Brief ▸ The records are to be repeated in full. Every line must match.

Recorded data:
==============================

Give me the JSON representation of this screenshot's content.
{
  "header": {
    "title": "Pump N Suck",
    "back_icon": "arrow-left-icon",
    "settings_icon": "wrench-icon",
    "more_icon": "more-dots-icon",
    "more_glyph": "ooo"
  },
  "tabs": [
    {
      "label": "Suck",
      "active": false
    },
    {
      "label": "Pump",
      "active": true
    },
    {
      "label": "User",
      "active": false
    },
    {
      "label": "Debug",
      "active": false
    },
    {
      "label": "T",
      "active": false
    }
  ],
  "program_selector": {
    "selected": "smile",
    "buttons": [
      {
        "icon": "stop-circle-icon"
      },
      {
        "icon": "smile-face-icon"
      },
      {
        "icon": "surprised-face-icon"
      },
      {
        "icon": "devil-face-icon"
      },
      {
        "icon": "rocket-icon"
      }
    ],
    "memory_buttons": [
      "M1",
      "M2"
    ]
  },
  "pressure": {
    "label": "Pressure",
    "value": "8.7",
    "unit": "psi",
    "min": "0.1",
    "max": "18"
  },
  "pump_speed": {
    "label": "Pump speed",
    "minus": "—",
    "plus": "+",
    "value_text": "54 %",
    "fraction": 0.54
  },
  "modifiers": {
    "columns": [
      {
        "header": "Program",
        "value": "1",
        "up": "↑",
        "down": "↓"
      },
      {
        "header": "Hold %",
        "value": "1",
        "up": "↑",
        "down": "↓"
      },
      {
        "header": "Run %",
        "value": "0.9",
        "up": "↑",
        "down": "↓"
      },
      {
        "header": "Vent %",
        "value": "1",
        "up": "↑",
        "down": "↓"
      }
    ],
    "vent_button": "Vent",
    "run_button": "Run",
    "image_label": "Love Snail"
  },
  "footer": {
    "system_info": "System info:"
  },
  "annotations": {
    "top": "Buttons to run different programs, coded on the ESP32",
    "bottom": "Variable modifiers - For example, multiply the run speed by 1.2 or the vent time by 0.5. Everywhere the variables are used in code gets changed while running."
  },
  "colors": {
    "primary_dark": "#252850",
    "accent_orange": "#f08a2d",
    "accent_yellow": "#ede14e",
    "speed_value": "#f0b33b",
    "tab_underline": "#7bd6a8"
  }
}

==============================

Reply ▸
Give me the JSON representation of this screenshot's content.
{
  "header": {
    "title": "Pump N Suck",
    "back_icon": "arrow-left-icon",
    "settings_icon": "wrench-icon",
    "more_icon": "more-dots-icon",
    "more_glyph": "ooo"
  },
  "tabs": [
    {
      "label": "Suck",
      "active": false
    },
    {
      "label": "Pump",
      "active": true
    },
    {
      "label": "User",
      "active": false
    },
    {
      "label": "Debug",
      "active": false
    },
    {
      "label": "T",
      "active": false
    }
  ],
  "program_selector": {
    "selected": "smile",
    "buttons": [
      {
        "icon": "stop-circle-icon"
      },
      {
        "icon": "smile-face-icon"
      },
      {
        "icon": "surprised-face-icon"
      },
      {
        "icon": "devil-face-icon"
      },
      {
        "icon": "rocket-icon"
      }
    ],
    "memory_buttons": [
      "M1",
      "M2"
    ]
  },
  "pressure": {
    "label": "Pressure",
    "value": "8.7",
    "unit": "psi",
    "min": "0.1",
    "max": "18"
  },
  "pump_speed": {
    "label": "Pump speed",
    "minus": "—",
    "plus": "+",
    "value_text": "54 %",
    "fraction": 0.54
  },
  "modifiers": {
    "columns": [
      {
        "header": "Program",
        "value": "1",
        "up": "↑",
        "down": "↓"
      },
      {
        "header": "Hold %",
        "value": "1",
        "up": "↑",
        "down": "↓"
      },
      {
        "header": "Run %",
        "value": "0.9",
        "up": "↑",
        "down": "↓"
      },
      {
        "header": "Vent %",
        "value": "1",
        "up": "↑",
        "down": "↓"
      }
    ],
    "vent_button": "Vent",
    "run_button": "Run",
    "image_label": "Love Snail"
  },
  "footer": {
    "system_info": "System info:"
  },
  "annotations": {
    "top": "Buttons to run different programs, coded on the ESP32",
    "bottom": "Variable modifiers - For example, multiply the run speed by 1.2 or the vent time by 0.5. Everywhere the variables are used in code gets changed while running."
  },
  "colors": {
    "primary_dark": "#252850",
    "accent_orange": "#f08a2d",
    "accent_yellow": "#ede14e",
    "speed_value": "#f0b33b",
    "tab_underline": "#7bd6a8"
  }
}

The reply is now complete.